[PROVIDED ENTRIES]
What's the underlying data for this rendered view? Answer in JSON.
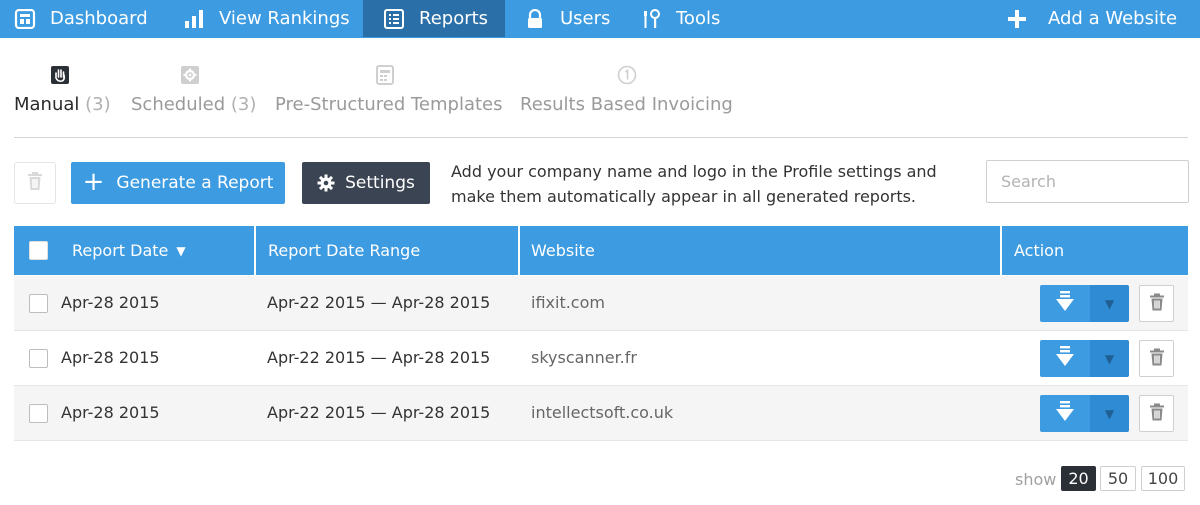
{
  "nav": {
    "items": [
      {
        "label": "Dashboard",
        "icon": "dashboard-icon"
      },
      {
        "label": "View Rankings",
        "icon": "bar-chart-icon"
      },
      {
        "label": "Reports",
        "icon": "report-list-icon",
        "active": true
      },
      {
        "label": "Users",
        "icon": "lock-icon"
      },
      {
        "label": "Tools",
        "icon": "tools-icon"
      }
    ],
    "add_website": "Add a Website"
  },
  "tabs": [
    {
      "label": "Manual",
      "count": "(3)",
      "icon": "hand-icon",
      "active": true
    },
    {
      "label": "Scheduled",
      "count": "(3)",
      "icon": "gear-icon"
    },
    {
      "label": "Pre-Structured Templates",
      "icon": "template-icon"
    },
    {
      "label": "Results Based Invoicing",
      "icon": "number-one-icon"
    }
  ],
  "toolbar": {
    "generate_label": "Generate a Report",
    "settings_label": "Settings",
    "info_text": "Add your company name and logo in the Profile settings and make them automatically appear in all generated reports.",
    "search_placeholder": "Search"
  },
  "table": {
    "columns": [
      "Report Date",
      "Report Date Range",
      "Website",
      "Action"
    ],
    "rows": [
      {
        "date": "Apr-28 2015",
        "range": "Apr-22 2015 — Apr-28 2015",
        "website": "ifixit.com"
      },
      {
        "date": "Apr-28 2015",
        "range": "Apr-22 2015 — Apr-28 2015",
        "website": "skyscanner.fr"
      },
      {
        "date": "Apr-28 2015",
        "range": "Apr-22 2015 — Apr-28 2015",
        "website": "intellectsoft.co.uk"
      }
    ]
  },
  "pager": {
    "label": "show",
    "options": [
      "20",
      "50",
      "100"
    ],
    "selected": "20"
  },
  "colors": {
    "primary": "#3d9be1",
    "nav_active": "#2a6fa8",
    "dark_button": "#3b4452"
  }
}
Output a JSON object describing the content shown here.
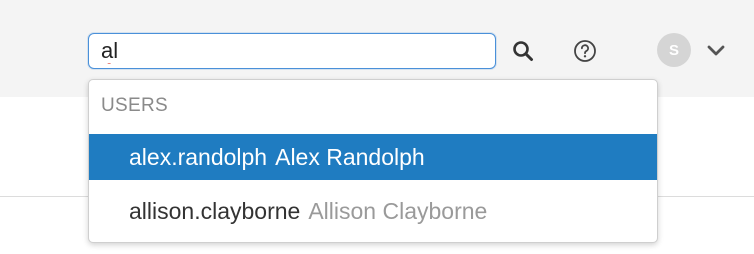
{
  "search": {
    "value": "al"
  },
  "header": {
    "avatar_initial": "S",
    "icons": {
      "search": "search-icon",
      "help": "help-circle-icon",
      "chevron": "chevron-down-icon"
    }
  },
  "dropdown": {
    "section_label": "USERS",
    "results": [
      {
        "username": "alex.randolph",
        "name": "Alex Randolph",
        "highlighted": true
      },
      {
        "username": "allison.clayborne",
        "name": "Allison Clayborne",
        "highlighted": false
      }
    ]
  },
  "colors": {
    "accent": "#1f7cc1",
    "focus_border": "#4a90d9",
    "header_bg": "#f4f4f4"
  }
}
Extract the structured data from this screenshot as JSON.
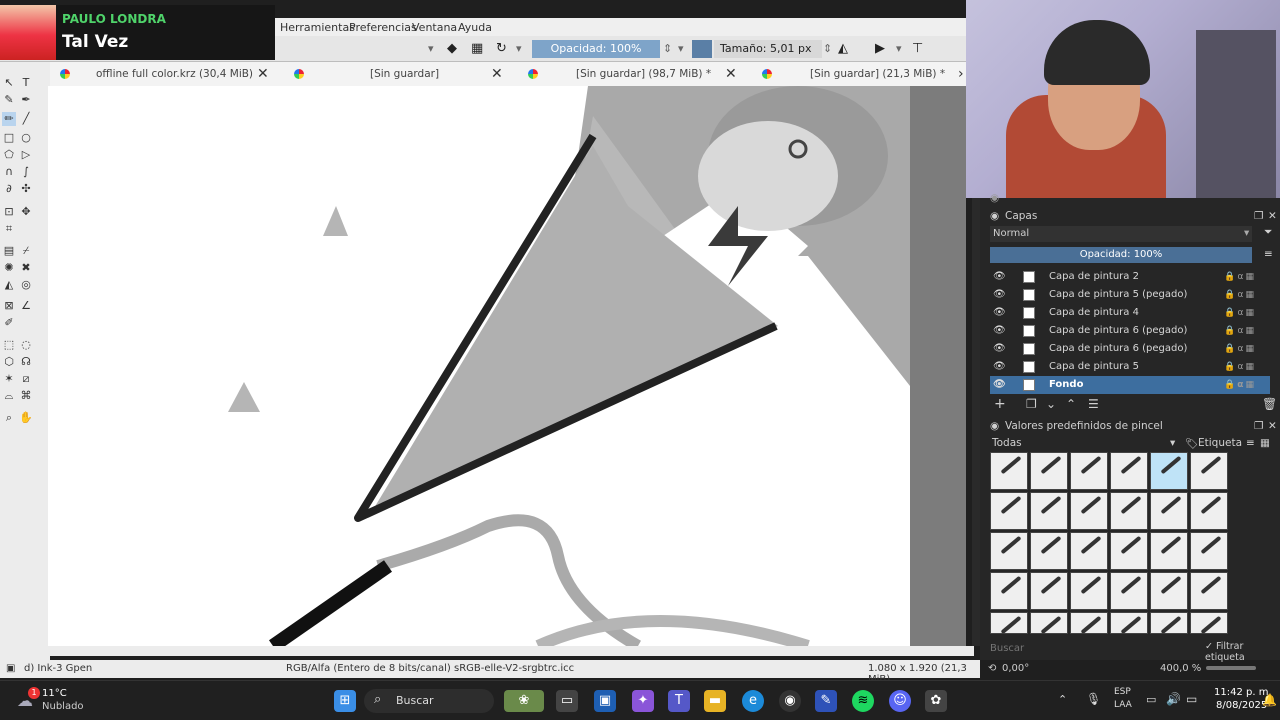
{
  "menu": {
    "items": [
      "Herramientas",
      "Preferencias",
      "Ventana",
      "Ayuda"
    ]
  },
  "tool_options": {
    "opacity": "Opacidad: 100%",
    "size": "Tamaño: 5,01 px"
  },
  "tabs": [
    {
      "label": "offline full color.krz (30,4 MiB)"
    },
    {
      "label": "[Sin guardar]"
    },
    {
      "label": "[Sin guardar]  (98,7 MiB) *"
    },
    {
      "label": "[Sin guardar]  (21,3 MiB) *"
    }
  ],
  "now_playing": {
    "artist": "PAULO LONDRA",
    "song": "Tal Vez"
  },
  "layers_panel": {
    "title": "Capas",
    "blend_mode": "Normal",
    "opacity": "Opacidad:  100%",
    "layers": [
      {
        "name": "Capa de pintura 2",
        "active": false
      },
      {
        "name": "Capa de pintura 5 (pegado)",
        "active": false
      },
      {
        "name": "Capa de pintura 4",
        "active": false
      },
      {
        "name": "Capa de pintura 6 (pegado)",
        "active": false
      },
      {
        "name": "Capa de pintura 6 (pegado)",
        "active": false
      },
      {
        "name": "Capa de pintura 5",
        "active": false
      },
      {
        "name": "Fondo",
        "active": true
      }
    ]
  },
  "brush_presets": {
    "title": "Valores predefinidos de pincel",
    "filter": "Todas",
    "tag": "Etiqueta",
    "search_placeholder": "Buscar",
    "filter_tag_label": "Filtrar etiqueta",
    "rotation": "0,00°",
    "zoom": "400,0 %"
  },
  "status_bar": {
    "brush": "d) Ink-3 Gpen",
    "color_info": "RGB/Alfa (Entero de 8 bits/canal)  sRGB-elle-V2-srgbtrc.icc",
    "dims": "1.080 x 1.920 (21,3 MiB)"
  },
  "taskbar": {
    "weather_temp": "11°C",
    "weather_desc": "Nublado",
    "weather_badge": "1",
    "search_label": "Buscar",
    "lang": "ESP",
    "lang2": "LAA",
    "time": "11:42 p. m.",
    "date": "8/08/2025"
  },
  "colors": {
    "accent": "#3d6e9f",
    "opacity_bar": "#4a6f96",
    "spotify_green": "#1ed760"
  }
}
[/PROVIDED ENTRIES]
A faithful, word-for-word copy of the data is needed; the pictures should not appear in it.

**TASK RESPONSE:**
What's the underlying data for this rendered view? Answer in JSON.
{
  "nav": {
    "items": [
      {
        "label": "Dashboard",
        "icon": "dashboard-icon"
      },
      {
        "label": "View Rankings",
        "icon": "bar-chart-icon"
      },
      {
        "label": "Reports",
        "icon": "report-list-icon",
        "active": true
      },
      {
        "label": "Users",
        "icon": "lock-icon"
      },
      {
        "label": "Tools",
        "icon": "tools-icon"
      }
    ],
    "add_website": "Add a Website"
  },
  "tabs": [
    {
      "label": "Manual",
      "count": "(3)",
      "icon": "hand-icon",
      "active": true
    },
    {
      "label": "Scheduled",
      "count": "(3)",
      "icon": "gear-icon"
    },
    {
      "label": "Pre-Structured Templates",
      "icon": "template-icon"
    },
    {
      "label": "Results Based Invoicing",
      "icon": "number-one-icon"
    }
  ],
  "toolbar": {
    "generate_label": "Generate a Report",
    "settings_label": "Settings",
    "info_text": "Add your company name and logo in the Profile settings and make them automatically appear in all generated reports.",
    "search_placeholder": "Search"
  },
  "table": {
    "columns": [
      "Report Date",
      "Report Date Range",
      "Website",
      "Action"
    ],
    "rows": [
      {
        "date": "Apr-28 2015",
        "range": "Apr-22 2015 — Apr-28 2015",
        "website": "ifixit.com"
      },
      {
        "date": "Apr-28 2015",
        "range": "Apr-22 2015 — Apr-28 2015",
        "website": "skyscanner.fr"
      },
      {
        "date": "Apr-28 2015",
        "range": "Apr-22 2015 — Apr-28 2015",
        "website": "intellectsoft.co.uk"
      }
    ]
  },
  "pager": {
    "label": "show",
    "options": [
      "20",
      "50",
      "100"
    ],
    "selected": "20"
  },
  "colors": {
    "primary": "#3d9be1",
    "nav_active": "#2a6fa8",
    "dark_button": "#3b4452"
  }
}
Output a JSON object describing the content shown here.
{
  "search": {
    "value": "al"
  },
  "header": {
    "avatar_initial": "S",
    "icons": {
      "search": "search-icon",
      "help": "help-circle-icon",
      "chevron": "chevron-down-icon"
    }
  },
  "dropdown": {
    "section_label": "USERS",
    "results": [
      {
        "username": "alex.randolph",
        "name": "Alex Randolph",
        "highlighted": true
      },
      {
        "username": "allison.clayborne",
        "name": "Allison Clayborne",
        "highlighted": false
      }
    ]
  },
  "colors": {
    "accent": "#1f7cc1",
    "focus_border": "#4a90d9",
    "header_bg": "#f4f4f4"
  }
}
Extract the structured data from this screenshot as JSON.
{
  "menu": {
    "items": [
      "Herramientas",
      "Preferencias",
      "Ventana",
      "Ayuda"
    ]
  },
  "tool_options": {
    "opacity": "Opacidad: 100%",
    "size": "Tamaño: 5,01 px"
  },
  "tabs": [
    {
      "label": "offline full color.krz (30,4 MiB)"
    },
    {
      "label": "[Sin guardar]"
    },
    {
      "label": "[Sin guardar]  (98,7 MiB) *"
    },
    {
      "label": "[Sin guardar]  (21,3 MiB) *"
    }
  ],
  "now_playing": {
    "artist": "PAULO LONDRA",
    "song": "Tal Vez"
  },
  "layers_panel": {
    "title": "Capas",
    "blend_mode": "Normal",
    "opacity": "Opacidad:  100%",
    "layers": [
      {
        "name": "Capa de pintura 2",
        "active": false
      },
      {
        "name": "Capa de pintura 5 (pegado)",
        "active": false
      },
      {
        "name": "Capa de pintura 4",
        "active": false
      },
      {
        "name": "Capa de pintura 6 (pegado)",
        "active": false
      },
      {
        "name": "Capa de pintura 6 (pegado)",
        "active": false
      },
      {
        "name": "Capa de pintura 5",
        "active": false
      },
      {
        "name": "Fondo",
        "active": true
      }
    ]
  },
  "brush_presets": {
    "title": "Valores predefinidos de pincel",
    "filter": "Todas",
    "tag": "Etiqueta",
    "search_placeholder": "Buscar",
    "filter_tag_label": "Filtrar etiqueta",
    "rotation": "0,00°",
    "zoom": "400,0 %"
  },
  "status_bar": {
    "brush": "d) Ink-3 Gpen",
    "color_info": "RGB/Alfa (Entero de 8 bits/canal)  sRGB-elle-V2-srgbtrc.icc",
    "dims": "1.080 x 1.920 (21,3 MiB)"
  },
  "taskbar": {
    "weather_temp": "11°C",
    "weather_desc": "Nublado",
    "weather_badge": "1",
    "search_label": "Buscar",
    "lang": "ESP",
    "lang2": "LAA",
    "time": "11:42 p. m.",
    "date": "8/08/2025"
  },
  "colors": {
    "accent": "#3d6e9f",
    "opacity_bar": "#4a6f96",
    "spotify_green": "#1ed760"
  }
}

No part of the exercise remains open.